Hurricane Michael, a powerful, fast-moving storm headed northward to Panama City, Florida, couldn’t come at a worse time for Southern cotton farmers. The harvest has just begun and 90% or more of the crop remains in the fields. Georgia ranks second in the United States in cotton acreage and second in production per acre. The overall value of the crop in 2017 was nearly $870M.
Michael, currently a Category 2 storm, is currently forecast to make landfall as a Category 3 hurricane with winds of least 111 mph. The projected path of the storm almost perfectly tracks the ‘Cotton Belt’ running southwest-northeast south of Atlanta in Georgia and through the east-central region of South Carolina. Cotton plants remaining in the fields are at risk to both wind and water damage.
If Michael’s winds are strong enough to break the plants—and Michael is projected to still be at tropical storm strength a day after landfall—then the crops could be lost entirely. Defoliant must be sprayed onto the plants to remove the leaves prior to harvest, but that process makes the plants more fragile and vulnerable to wind damage.
Heavy rain can have a range of effects on cotton plants, depending on how close they are to being harvested. First, wet cotton cannot be harvested; farmers must wait for it to dry. Even a five minute shower can delay a harvest by an hour. Violent rains can string out the cotton and even rip it from the bolls. The most common effect is that rain soaks cotton in open bolls, causing deterioration and discoloration, which lowers the grade and value of the cotton. The most commonly traded cotton futures contract, ICE Cotton #2, must meet a grade of ‘strict low middling’, which is light and white, not dark gray or yellow.

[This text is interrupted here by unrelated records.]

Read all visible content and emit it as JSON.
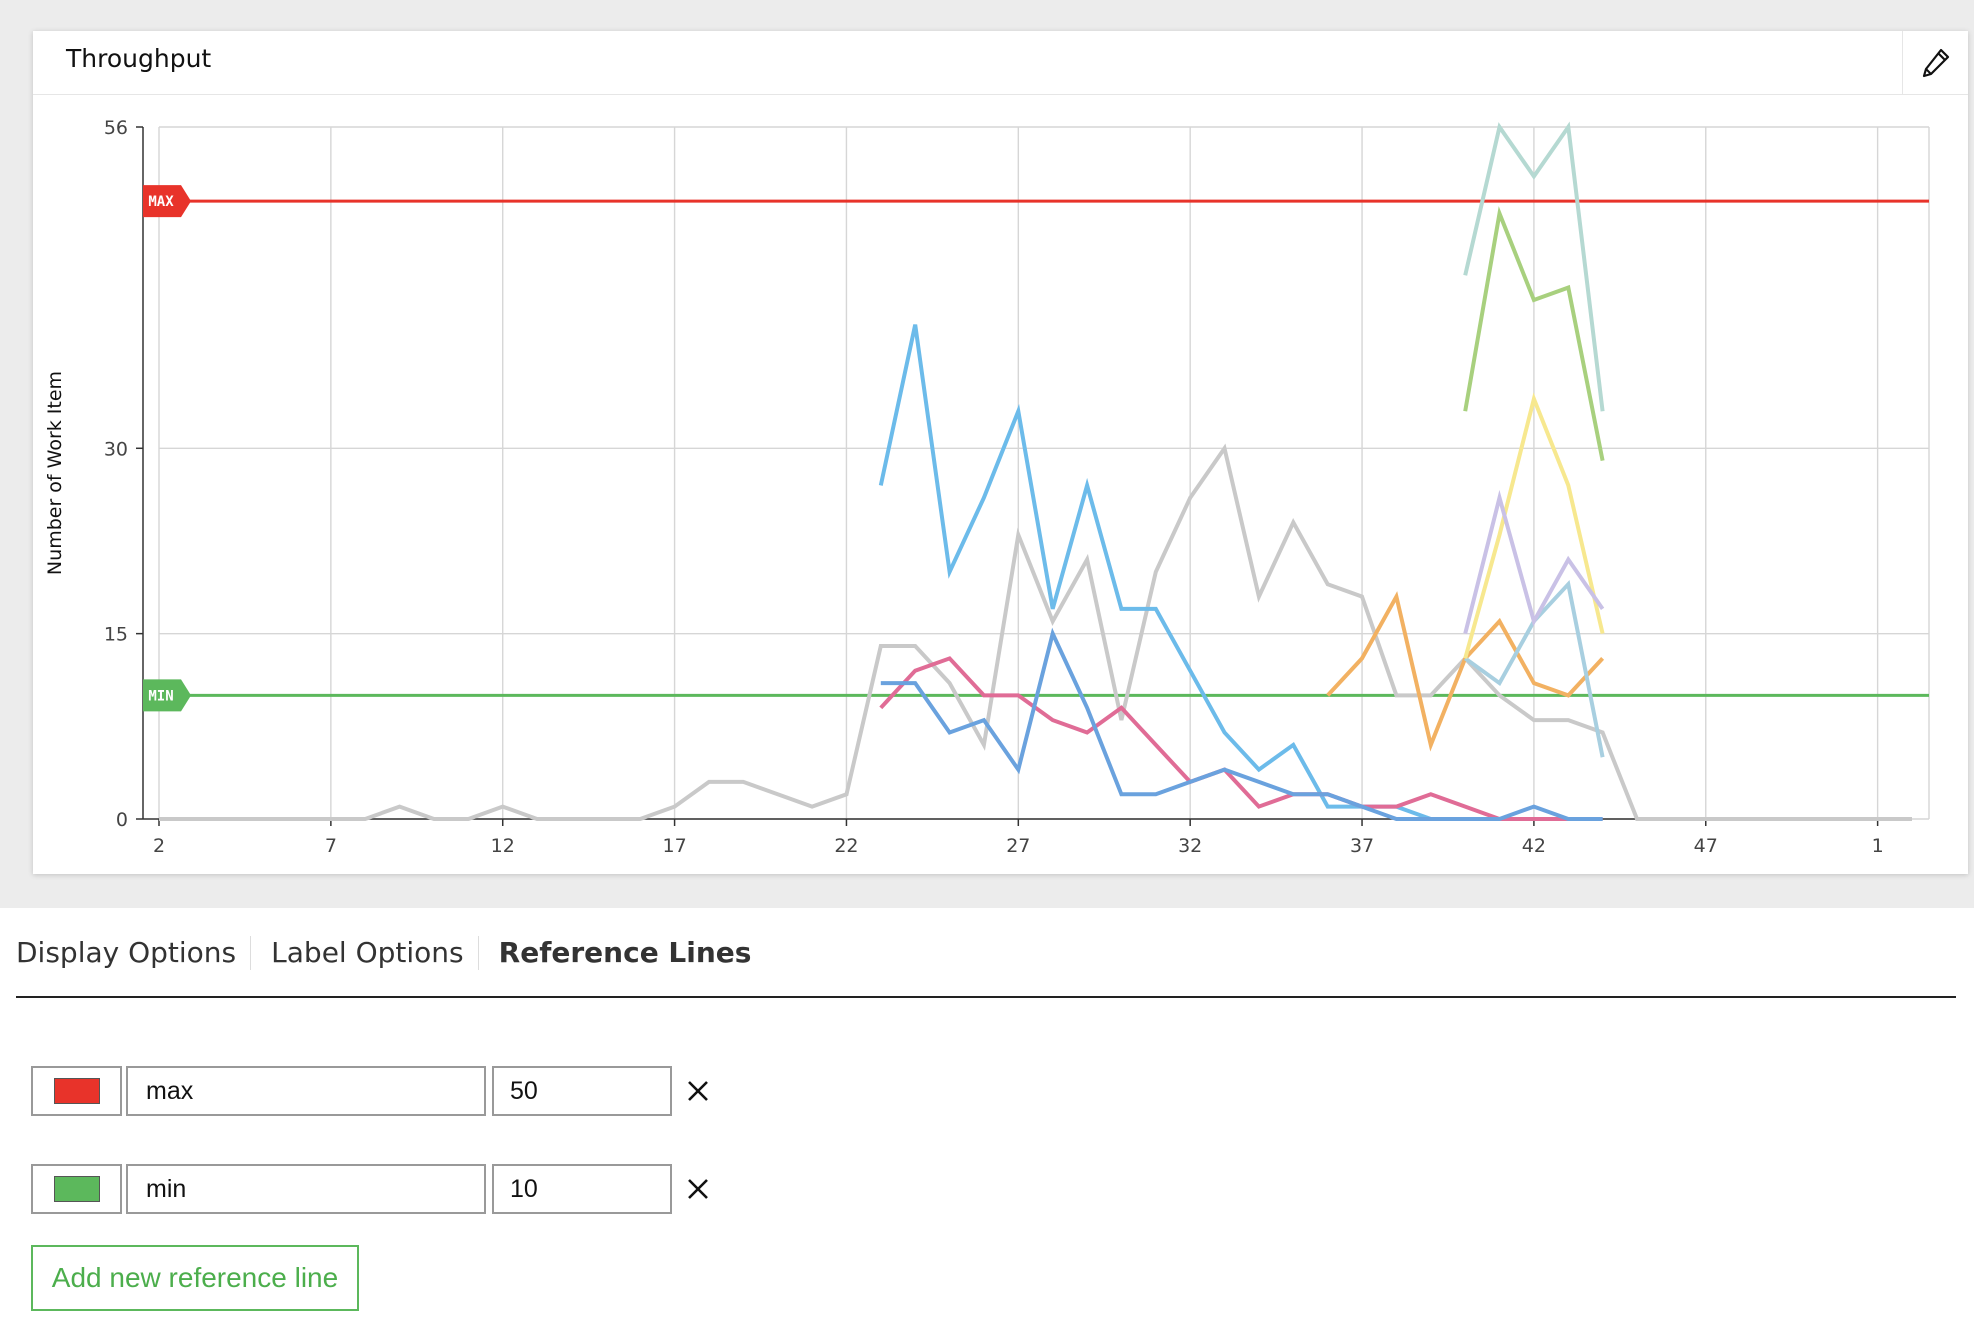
{
  "panel": {
    "title": "Throughput"
  },
  "chart_data": {
    "type": "line",
    "title": "",
    "xlabel": "",
    "ylabel": "Number of Work Item",
    "x": [
      2,
      3,
      4,
      5,
      6,
      7,
      8,
      9,
      10,
      11,
      12,
      13,
      14,
      15,
      16,
      17,
      18,
      19,
      20,
      21,
      22,
      23,
      24,
      25,
      26,
      27,
      28,
      29,
      30,
      31,
      32,
      33,
      34,
      35,
      36,
      37,
      38,
      39,
      40,
      41,
      42,
      43,
      44,
      45,
      46,
      47,
      48,
      49,
      50,
      51,
      52,
      1
    ],
    "x_tick_labels": [
      "2",
      "7",
      "12",
      "17",
      "22",
      "27",
      "32",
      "37",
      "42",
      "47",
      "1"
    ],
    "y_ticks": [
      0,
      15,
      30,
      56
    ],
    "ylim": [
      0,
      56
    ],
    "grid": true,
    "series": [
      {
        "color": "#c9c9c9",
        "start_index": 0,
        "values": [
          0,
          0,
          0,
          0,
          0,
          0,
          0,
          1,
          0,
          0,
          1,
          0,
          0,
          0,
          0,
          1,
          3,
          3,
          2,
          1,
          2,
          14,
          14,
          11,
          6,
          23,
          16,
          21,
          8,
          20,
          26,
          30,
          18,
          24,
          19,
          18,
          10,
          10,
          13,
          10,
          8,
          8,
          7,
          0,
          0,
          0,
          0,
          0,
          0,
          0,
          0,
          0
        ]
      },
      {
        "color": "#6cbbea",
        "start_index": 21,
        "values": [
          27,
          40,
          20,
          26,
          33,
          17,
          27,
          17,
          17,
          12,
          7,
          4,
          6,
          1,
          1,
          1,
          0,
          0,
          0,
          0,
          0,
          0
        ]
      },
      {
        "color": "#e06c96",
        "start_index": 21,
        "values": [
          9,
          12,
          13,
          10,
          10,
          8,
          7,
          9,
          6,
          3,
          4,
          1,
          2,
          2,
          1,
          1,
          2,
          1,
          0,
          0,
          0,
          0
        ]
      },
      {
        "color": "#6aa2de",
        "start_index": 21,
        "values": [
          11,
          11,
          7,
          8,
          4,
          15,
          9,
          2,
          2,
          3,
          4,
          3,
          2,
          2,
          1,
          0,
          0,
          0,
          0,
          1,
          0,
          0
        ]
      },
      {
        "color": "#f2b162",
        "start_index": 34,
        "values": [
          10,
          13,
          18,
          6,
          13,
          16,
          11,
          10,
          13
        ]
      },
      {
        "color": "#a8cfe0",
        "start_index": 38,
        "values": [
          13,
          11,
          16,
          19,
          5
        ]
      },
      {
        "color": "#b5d9d2",
        "start_index": 38,
        "values": [
          44,
          56,
          52,
          56,
          33
        ]
      },
      {
        "color": "#a8d07e",
        "start_index": 38,
        "values": [
          33,
          49,
          42,
          43,
          29
        ]
      },
      {
        "color": "#f7e88f",
        "start_index": 38,
        "values": [
          13,
          23,
          34,
          27,
          15
        ]
      },
      {
        "color": "#c9c1e6",
        "start_index": 38,
        "values": [
          15,
          26,
          16,
          21,
          17
        ]
      }
    ],
    "reference_lines": [
      {
        "label": "MAX",
        "value": 50,
        "color": "#e8332a"
      },
      {
        "label": "MIN",
        "value": 10,
        "color": "#5cb85c"
      }
    ]
  },
  "tabs": [
    {
      "label": "Display Options",
      "active": false
    },
    {
      "label": "Label Options",
      "active": false
    },
    {
      "label": "Reference Lines",
      "active": true
    }
  ],
  "reference_lines_form": [
    {
      "color": "#e8332a",
      "name": "max",
      "value": "50",
      "remove": "✕"
    },
    {
      "color": "#5cb85c",
      "name": "min",
      "value": "10",
      "remove": "✕"
    }
  ],
  "add_button": {
    "label": "Add new reference line"
  }
}
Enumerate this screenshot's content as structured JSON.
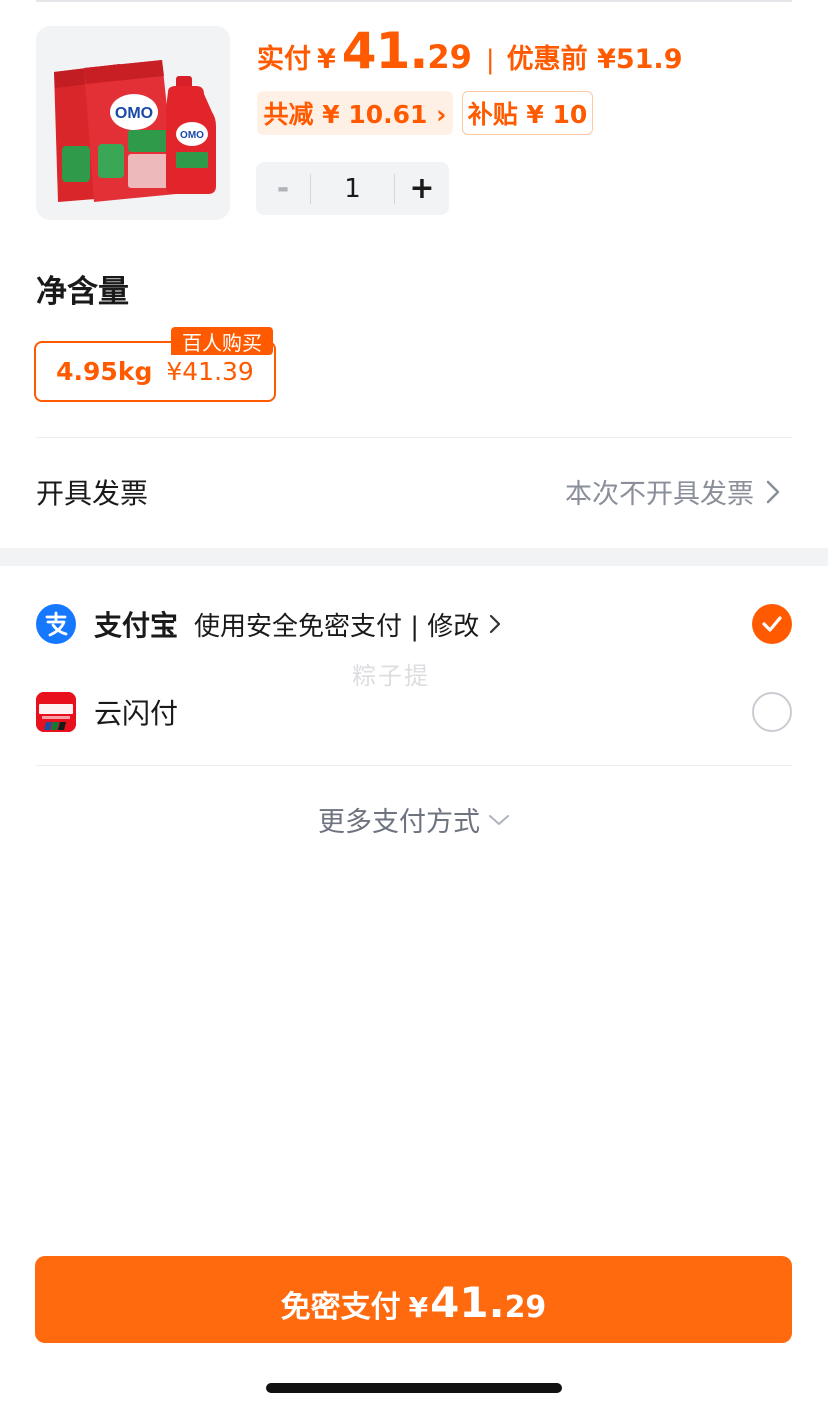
{
  "product": {
    "image_alt": "OMO",
    "brand_text": "OMO"
  },
  "price": {
    "paid_label": "实付",
    "currency": "¥",
    "paid_integer": "41.",
    "paid_decimal": "29",
    "separator": "|",
    "original_label": "优惠前 ¥51.9",
    "discount_chip": "共减 ¥ 10.61 ›",
    "subsidy_chip": "补贴 ¥ 10"
  },
  "quantity": {
    "minus": "-",
    "value": "1",
    "plus": "+"
  },
  "spec": {
    "title": "净含量",
    "option_weight": "4.95kg",
    "option_price": "¥41.39",
    "badge": "百人购买"
  },
  "invoice": {
    "label": "开具发票",
    "value": "本次不开具发票"
  },
  "payment": {
    "alipay_name": "支付宝",
    "alipay_desc": "使用安全免密支付 | 修改",
    "alipay_selected": true,
    "unionpay_name": "云闪付",
    "unionpay_selected": false,
    "watermark": "粽子提",
    "more": "更多支付方式"
  },
  "pay_button": {
    "label": "免密支付",
    "currency": "¥",
    "amount_integer": "41.",
    "amount_decimal": "29"
  },
  "colors": {
    "accent": "#ff5a00",
    "alipay_blue": "#1677ff",
    "unionpay_red": "#e8101c"
  }
}
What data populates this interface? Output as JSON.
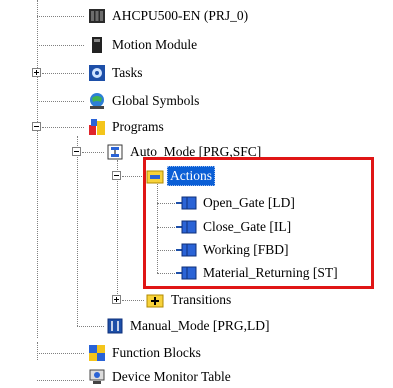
{
  "tree": {
    "items": [
      {
        "label": "AHCPU500-EN  (PRJ_0)",
        "icon": "cpu-icon"
      },
      {
        "label": "Motion Module",
        "icon": "module-icon"
      },
      {
        "label": "Tasks",
        "icon": "gear-icon"
      },
      {
        "label": "Global Symbols",
        "icon": "globe-icon"
      },
      {
        "label": "Programs",
        "icon": "programs-icon"
      },
      {
        "label": "Auto_Mode [PRG,SFC]",
        "icon": "sfc-program-icon"
      },
      {
        "label": "Actions",
        "icon": "folder-icon",
        "selected": true
      },
      {
        "label": "Open_Gate [LD]",
        "icon": "action-icon"
      },
      {
        "label": "Close_Gate [IL]",
        "icon": "action-icon"
      },
      {
        "label": "Working [FBD]",
        "icon": "action-icon"
      },
      {
        "label": "Material_Returning [ST]",
        "icon": "action-icon"
      },
      {
        "label": "Transitions",
        "icon": "transition-folder-icon"
      },
      {
        "label": "Manual_Mode [PRG,LD]",
        "icon": "ld-program-icon"
      },
      {
        "label": "Function Blocks",
        "icon": "function-blocks-icon"
      },
      {
        "label": "Device Monitor Table",
        "icon": "monitor-icon"
      }
    ]
  },
  "colors": {
    "highlight_border": "#e01515",
    "selection": "#0b5fd6",
    "connector": "#808080"
  }
}
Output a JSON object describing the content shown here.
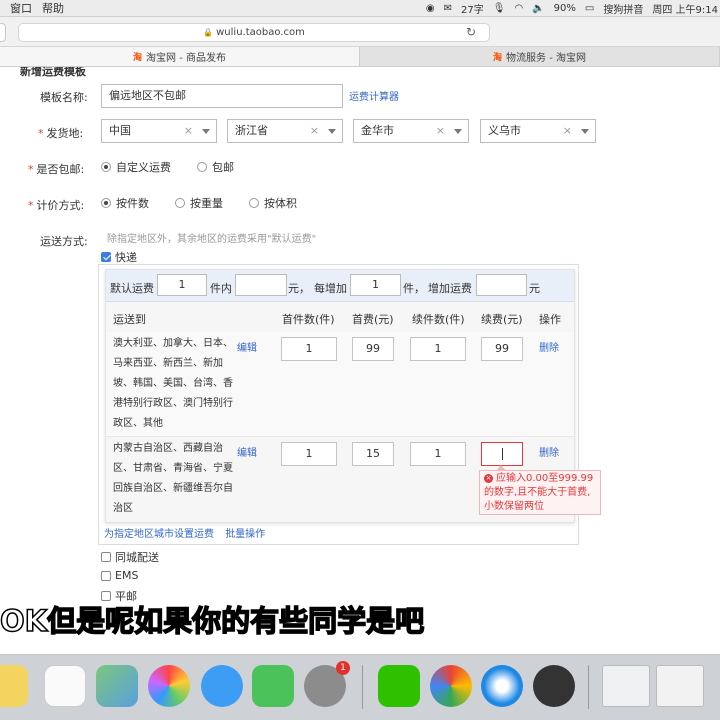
{
  "menubar": {
    "items": [
      "窗口",
      "帮助"
    ],
    "wordcount": "27字",
    "battery": "90%",
    "input_method": "搜狗拼音",
    "clock": "周四 上午9:14"
  },
  "browser": {
    "url": "wuliu.taobao.com",
    "tabs": [
      {
        "label": "淘宝网 - 商品发布",
        "active": true
      },
      {
        "label": "物流服务 - 淘宝网",
        "active": false
      }
    ]
  },
  "form": {
    "page_title": "新增运费模板",
    "template_name_label": "模板名称:",
    "template_name_value": "偏远地区不包邮",
    "freight_calculator": "运费计算器",
    "origin_label": "发货地:",
    "origin": [
      "中国",
      "浙江省",
      "金华市",
      "义乌市"
    ],
    "free_shipping_label": "是否包邮:",
    "free_shipping_options": [
      "自定义运费",
      "包邮"
    ],
    "free_shipping_selected": "自定义运费",
    "pricing_label": "计价方式:",
    "pricing_options": [
      "按件数",
      "按重量",
      "按体积"
    ],
    "pricing_selected": "按件数",
    "shipping_label": "运送方式:",
    "shipping_hint": "除指定地区外，其余地区的运费采用\"默认运费\"",
    "express_label": "快递",
    "express_checked": true,
    "default_bar": {
      "default_label": "默认运费",
      "default_qty": "1",
      "within_label": "件内",
      "default_fee": "",
      "yuan_label": "元，",
      "each_add_label": "每增加",
      "add_qty": "1",
      "unit_label": "件，",
      "add_fee_label": "增加运费",
      "add_fee": "",
      "yuan_end": "元"
    },
    "table": {
      "headers": [
        "运送到",
        "首件数(件)",
        "首费(元)",
        "续件数(件)",
        "续费(元)",
        "操作"
      ],
      "rows": [
        {
          "regions": [
            "澳大利亚、加拿大、日本、",
            "马来西亚、新西兰、新加",
            "坡、韩国、美国、台湾、香",
            "港特别行政区、澳门特别行",
            "政区、其他"
          ],
          "edit": "编辑",
          "first_qty": "1",
          "first_fee": "99",
          "add_qty": "1",
          "add_fee": "99",
          "action": "删除"
        },
        {
          "regions": [
            "内蒙古自治区、西藏自治",
            "区、甘肃省、青海省、宁夏",
            "回族自治区、新疆维吾尔自",
            "治区"
          ],
          "edit": "编辑",
          "first_qty": "1",
          "first_fee": "15",
          "add_qty": "1",
          "add_fee": "",
          "action": "删除"
        }
      ]
    },
    "error_tip": "应输入0.00至999.99的数字,且不能大于首费,小数保留两位",
    "set_city_fee_link": "为指定地区城市设置运费",
    "batch_link": "批量操作",
    "other_methods": [
      "同城配送",
      "EMS",
      "平邮"
    ]
  },
  "subtitle": "OK但是呢如果你的有些同学是吧",
  "dock": {
    "badge_count": "1",
    "apps": [
      "notes-icon",
      "reminders-icon",
      "maps-icon",
      "photos-icon",
      "messages-icon",
      "facetime-icon",
      "system-preferences-icon",
      "wechat-icon",
      "chrome-icon",
      "safari-icon",
      "quicktime-icon",
      "preview-icon"
    ]
  }
}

“We are looking at a quality and a yield damage likely, the most risk is coming when the cotton is opening bolls,” said Ted Seifried of Zaner Ag Hedge, referring to Florence’s impact on North Carolina. When Florence hit, a much smaller percentage of the bolls were open, and North Carolina accounts for far less of the United States’ total cotton production than does Georgia.
The weak Indian rupee and Chinese tariffs on American cotton have depressed Cotton #2 demand, and Florence’s disruptions were not enough to let prices break out of the doldrums. However, Michael already looks like a much more significant event, as the majority of its precipitation looks likely to be concentrated on primary cotton production regions.
ICE Cotton #2 prices have climbed 2% to 77.94 cts per pound since Michael was classified as a tropical storm on October 5, a one-week high. Global cotton supply is already being constrained by whitefly attacks in Pakistan’s Punjab region and extensive damage to the smaller North Carolina cotton crop caused by Hurricane Florence.
“We’re hoping we can run into the night,” said Greg Sikes, a Georgia cotton farmer who had only harvested 10% of his 4,000 acres yesterday. “If the wind doesn’t blow and the dew doesn’t fall, we’ll keep running.” Sikes spoke to WTOC 11, a local news channel in Georgia.